International Motorsports Hall of Fame a Tradition Since 1983
Since 1983, the International Motorsports Hall of Fame has been the home to some of the most historical artifacts in all of motorsports. And, beginning in 1990, the legends of motorsports who used many of those artifacts began to take their place in the prestigious venue.
On July 25th of that year, 20 of the greatest legends of the global motorsports community were enshrined in a ceremony befitting their accomplishments. In a formal affair hosted by the International Motorsports Hall of Fame and Museum, they, their families and the world learned the true meaning of the Hall’s creation.
The following day, July 26, the inductees joined officials and dignitaries from the motorsports community in cutting the ribbon on a new 15,000-square-foot building designed to highlight their place in history.
The induction of the first class into the International Motorsports Hall of Fame and the ribbon cutting for the building which became its home represented the fruits of a seed which was planted more than 25 years ago. To fully appreciate the events, one must be familiar with the people who planted that seed and who nurtured its growth.
In the late 1960s, the man who had the vision for the IMHOF and museum had just finished construction of an earlier dream in an area known as “Dry Valley” near Talladega, Alabama. Originally named Alabama International Motor Speedway, it was the realization of NASCAR founder William H.G. “Bill” France Sr.’s desire to build the fastest, and largest, superspeedway in the world.

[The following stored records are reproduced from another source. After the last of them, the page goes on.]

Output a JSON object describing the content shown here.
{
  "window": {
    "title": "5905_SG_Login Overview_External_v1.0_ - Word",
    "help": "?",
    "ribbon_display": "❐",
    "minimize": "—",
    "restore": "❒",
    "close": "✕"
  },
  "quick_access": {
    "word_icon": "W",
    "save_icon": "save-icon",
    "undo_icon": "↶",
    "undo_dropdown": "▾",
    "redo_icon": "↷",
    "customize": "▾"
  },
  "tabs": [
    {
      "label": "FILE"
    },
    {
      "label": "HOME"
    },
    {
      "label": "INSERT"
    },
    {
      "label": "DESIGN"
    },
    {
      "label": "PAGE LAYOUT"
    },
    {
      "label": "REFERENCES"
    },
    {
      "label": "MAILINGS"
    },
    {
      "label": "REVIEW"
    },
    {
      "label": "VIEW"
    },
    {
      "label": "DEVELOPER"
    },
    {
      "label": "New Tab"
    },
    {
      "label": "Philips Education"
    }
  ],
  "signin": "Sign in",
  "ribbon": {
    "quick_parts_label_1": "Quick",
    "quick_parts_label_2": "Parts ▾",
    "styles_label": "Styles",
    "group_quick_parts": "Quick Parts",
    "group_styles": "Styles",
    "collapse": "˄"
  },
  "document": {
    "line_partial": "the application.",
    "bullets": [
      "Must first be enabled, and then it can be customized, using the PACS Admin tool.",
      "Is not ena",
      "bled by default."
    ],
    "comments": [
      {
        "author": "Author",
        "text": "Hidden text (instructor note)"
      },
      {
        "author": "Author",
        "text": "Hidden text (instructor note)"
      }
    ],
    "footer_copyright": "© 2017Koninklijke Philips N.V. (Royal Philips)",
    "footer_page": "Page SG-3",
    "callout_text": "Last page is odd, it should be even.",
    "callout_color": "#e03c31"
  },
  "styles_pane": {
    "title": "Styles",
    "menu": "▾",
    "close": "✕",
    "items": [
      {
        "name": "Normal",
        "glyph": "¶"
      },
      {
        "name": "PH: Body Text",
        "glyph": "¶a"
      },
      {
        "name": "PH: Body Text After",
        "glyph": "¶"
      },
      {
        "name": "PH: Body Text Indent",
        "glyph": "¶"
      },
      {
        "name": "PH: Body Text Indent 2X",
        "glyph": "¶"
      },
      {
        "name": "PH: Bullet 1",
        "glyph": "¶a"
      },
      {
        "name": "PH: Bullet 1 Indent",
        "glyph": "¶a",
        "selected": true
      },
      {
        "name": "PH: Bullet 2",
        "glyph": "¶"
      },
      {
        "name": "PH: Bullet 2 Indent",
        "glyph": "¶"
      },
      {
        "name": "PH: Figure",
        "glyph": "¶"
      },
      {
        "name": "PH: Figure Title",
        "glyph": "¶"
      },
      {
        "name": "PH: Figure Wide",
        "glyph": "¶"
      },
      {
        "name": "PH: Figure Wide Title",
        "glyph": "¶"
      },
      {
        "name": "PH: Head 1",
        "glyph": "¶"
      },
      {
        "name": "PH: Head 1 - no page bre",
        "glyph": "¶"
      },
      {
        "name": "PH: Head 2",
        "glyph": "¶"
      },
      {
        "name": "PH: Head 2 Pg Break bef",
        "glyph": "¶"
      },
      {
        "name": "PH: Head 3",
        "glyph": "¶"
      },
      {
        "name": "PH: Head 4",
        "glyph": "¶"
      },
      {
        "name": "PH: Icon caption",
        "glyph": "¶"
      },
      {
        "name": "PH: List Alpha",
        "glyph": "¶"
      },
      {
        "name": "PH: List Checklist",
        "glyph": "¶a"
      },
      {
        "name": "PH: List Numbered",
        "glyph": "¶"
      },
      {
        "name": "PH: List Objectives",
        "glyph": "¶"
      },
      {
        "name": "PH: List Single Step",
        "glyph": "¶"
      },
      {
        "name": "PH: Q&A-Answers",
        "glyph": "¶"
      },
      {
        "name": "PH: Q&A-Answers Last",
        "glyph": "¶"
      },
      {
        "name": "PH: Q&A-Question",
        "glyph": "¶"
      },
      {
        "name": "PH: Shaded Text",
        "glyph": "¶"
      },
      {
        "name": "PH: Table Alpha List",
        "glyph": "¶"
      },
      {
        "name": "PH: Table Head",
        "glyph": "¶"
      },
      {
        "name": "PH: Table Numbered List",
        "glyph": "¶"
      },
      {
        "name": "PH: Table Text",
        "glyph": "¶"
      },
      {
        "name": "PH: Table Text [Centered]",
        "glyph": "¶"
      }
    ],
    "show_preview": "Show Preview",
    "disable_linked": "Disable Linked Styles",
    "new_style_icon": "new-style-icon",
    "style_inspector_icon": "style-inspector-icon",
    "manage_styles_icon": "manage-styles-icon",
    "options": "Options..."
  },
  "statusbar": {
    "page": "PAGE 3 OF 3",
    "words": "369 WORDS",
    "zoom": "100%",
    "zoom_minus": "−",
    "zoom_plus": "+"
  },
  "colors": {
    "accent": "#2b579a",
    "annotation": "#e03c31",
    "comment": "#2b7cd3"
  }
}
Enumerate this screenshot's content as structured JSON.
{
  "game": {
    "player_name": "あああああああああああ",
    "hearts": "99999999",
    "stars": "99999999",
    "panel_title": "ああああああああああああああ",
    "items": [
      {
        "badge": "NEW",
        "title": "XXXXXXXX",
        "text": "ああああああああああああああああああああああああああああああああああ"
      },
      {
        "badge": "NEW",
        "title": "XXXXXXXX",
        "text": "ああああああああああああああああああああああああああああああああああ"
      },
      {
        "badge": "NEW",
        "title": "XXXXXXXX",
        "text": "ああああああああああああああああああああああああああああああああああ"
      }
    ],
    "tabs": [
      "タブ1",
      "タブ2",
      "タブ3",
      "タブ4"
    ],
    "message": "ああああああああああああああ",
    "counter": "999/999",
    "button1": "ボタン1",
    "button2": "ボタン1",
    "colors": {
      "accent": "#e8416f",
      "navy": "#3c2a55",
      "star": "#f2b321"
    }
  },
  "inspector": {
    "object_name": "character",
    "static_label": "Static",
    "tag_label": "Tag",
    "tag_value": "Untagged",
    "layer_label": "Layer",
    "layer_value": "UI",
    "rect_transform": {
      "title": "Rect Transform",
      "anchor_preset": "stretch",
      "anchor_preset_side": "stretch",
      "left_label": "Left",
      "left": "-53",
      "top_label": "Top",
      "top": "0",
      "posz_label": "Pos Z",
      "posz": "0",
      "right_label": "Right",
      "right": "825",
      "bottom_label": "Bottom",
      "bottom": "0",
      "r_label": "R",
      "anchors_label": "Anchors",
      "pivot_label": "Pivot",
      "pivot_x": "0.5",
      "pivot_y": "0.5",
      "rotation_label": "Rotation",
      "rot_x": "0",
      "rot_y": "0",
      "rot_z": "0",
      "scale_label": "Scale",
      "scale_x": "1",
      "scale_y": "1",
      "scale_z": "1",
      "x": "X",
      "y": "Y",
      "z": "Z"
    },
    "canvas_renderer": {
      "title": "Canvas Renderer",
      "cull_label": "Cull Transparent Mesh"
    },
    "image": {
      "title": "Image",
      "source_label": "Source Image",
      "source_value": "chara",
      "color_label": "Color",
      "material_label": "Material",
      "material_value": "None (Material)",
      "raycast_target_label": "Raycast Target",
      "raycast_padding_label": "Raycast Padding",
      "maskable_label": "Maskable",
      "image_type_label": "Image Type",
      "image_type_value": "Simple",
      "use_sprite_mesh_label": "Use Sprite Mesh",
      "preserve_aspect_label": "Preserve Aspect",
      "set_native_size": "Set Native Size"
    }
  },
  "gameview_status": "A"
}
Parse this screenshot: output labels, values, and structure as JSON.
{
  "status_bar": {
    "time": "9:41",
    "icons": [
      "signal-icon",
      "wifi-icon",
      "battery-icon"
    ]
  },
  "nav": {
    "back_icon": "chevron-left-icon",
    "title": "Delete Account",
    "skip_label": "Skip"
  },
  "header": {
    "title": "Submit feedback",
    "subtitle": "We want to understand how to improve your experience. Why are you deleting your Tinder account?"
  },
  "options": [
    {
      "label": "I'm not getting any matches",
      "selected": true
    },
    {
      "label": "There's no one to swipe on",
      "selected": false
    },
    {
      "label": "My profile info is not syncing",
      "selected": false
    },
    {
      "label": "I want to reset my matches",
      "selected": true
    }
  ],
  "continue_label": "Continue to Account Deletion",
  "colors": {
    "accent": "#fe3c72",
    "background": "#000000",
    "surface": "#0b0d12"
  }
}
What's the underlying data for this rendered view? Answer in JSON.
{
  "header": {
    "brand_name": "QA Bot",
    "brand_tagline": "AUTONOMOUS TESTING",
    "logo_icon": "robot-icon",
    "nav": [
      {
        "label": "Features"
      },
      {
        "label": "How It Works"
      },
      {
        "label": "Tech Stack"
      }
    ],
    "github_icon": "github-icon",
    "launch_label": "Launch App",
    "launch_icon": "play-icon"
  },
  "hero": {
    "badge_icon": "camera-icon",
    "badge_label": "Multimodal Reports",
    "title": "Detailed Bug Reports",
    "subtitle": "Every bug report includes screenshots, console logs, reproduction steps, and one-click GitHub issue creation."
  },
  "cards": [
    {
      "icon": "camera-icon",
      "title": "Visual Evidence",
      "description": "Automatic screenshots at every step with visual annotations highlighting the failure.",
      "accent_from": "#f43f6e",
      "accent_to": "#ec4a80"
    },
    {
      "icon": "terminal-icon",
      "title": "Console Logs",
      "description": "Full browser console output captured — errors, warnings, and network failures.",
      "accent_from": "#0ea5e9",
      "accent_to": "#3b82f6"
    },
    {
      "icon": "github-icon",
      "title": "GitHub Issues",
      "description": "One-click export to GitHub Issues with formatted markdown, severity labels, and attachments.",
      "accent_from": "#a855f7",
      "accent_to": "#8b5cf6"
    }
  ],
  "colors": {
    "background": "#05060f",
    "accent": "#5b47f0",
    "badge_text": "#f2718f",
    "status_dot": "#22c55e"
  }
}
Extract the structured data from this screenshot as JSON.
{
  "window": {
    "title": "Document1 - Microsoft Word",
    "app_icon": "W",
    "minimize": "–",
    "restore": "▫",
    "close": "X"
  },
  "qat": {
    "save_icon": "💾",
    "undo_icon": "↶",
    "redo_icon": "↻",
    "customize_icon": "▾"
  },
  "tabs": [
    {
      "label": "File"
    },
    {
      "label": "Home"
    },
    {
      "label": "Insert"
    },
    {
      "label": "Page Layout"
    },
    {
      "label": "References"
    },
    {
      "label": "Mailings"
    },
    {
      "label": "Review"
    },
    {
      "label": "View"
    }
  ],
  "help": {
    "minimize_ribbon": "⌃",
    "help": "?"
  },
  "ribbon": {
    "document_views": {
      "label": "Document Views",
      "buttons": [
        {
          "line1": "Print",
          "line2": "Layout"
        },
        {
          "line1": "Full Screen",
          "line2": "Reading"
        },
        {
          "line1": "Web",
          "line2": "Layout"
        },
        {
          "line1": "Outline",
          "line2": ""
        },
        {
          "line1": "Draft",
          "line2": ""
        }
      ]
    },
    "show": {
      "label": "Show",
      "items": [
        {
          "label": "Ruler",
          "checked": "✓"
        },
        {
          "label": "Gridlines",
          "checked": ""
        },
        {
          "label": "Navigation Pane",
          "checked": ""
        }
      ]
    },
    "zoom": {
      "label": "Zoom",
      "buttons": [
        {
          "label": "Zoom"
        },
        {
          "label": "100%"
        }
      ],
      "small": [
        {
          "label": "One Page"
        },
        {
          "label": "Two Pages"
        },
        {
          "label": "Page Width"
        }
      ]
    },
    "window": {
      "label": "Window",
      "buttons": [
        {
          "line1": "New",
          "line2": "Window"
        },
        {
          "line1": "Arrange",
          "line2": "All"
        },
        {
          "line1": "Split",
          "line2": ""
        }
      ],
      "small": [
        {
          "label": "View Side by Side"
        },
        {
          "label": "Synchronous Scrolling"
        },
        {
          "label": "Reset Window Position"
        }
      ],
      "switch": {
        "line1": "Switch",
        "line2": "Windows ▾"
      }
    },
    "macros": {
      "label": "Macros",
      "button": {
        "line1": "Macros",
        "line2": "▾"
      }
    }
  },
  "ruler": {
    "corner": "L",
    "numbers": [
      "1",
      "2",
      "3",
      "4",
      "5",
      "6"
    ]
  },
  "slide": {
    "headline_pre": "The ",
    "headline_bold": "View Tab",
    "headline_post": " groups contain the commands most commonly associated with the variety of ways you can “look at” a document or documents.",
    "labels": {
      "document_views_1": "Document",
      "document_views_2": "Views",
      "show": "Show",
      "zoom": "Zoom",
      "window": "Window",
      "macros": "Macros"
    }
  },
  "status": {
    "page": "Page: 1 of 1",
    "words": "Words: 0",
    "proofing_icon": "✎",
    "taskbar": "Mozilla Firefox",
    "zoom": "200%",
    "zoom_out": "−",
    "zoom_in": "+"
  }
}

In early 1970, France had hired a successful short track racing promoter by the name of Don Naman to manage the facility. In his first conversations with his new manager, France shared the dream we now know as the IMHOF. As Naman recalls, France talked of the need for a “museum and hall of fame to preserve the history of motorsports and honor those who had contributed to its growth.”
As France shared his dream for such a facility, a number of local and state elected officials and civic leaders in Alabama and around the nation lent support to the idea. Talladega, Alabama businessmen Billy McGehee, Travis McCaig and the late Jean Brandli of Pell City, were chief among those early supporters.
In 1975, the first major step was realized when then-Governor George C. Wallace appointed an 18-member commission to oversee the effort to create the IMHOF museum. Brandli served as its first chairman.
During her tenure an unsuccessful attempt was made to secure passage of a state bond issue to finance construction of the first phase of the facility. When the issue did not pass, France decided to underwrite the project himself. Part of that effort was the donation of 35 acres of land adjacent to what is now Talladega Superspeedway which served as the site of the project.
As health problems forced Brandli to reduce her level of involvement, State Senator Gerald Dial assumed the helm of the commission. Through continued diligence and support of many prominent business and civic leaders, they were able to bring about creation of the museum building.
Ground breaking ceremonies for the first phase of the facility were held on the site on March 27, 1981. Serving as members of the Commission at that time, in addition to Brandli, Dial, McCaig and McGehee, were Mark Bowen, Benny J. Camp, Ralph Collins, Hank Fannin, Sunny King, Winston Legge, William Moss, Fred Sington, Phil Smith, Bobby Davis, Charles Osborne, Tom Wright, Governor Wallace; Doctors Kenneth L. Harris and James L. Hardwick; Lincoln Mayor Lew Watson and Judges Walker Hobbie and Kyser Leonard. Andy Allred served as first Executive Director.
In the spring of 1983, ribbon cutting for the $2 million facility was held. The first phase included opening of the rotunda; welcoming area and gift shop; museum offices; offices for the International Speedway Corporation; ticket office; and the first two exhibit halls. They were promptly named the “Daytona Room,” for racing memorabilia centering around racing on the beach in Daytona, Florida; and the International Room, which contained a large and varied collection of racing memorabilia.
Today, the IMHOF is the home to countless historic vehicles from various worlds of racing that include: stock cars, open wheel, NHRA, road racing, modified, motorcycle and much more.
In addition to the International Motorsports Hall of Fame, the facility also houses other Halls of Fame. These include the Automobile Racing Club of America (ARCA) Hall of Fame; the Quarter Midgets of America Hall of Fame; the Alabama Racing Pioneers Hall of Fame and the Alabama Sports Writer’s Hall of Fame. The prestigious Henry T. McLemore Motorsports Journalism Award is also a part of the IMHOF.
All in all, the museum has something for everyone. Located just off Interstate 20, south of Talladega, it is open daily from 9 am – 5 pm CT. Now thanks to the vision of a few and the efforts of many, the IMHOF realizes its true mission, the enshrinement of the greats of motorsports.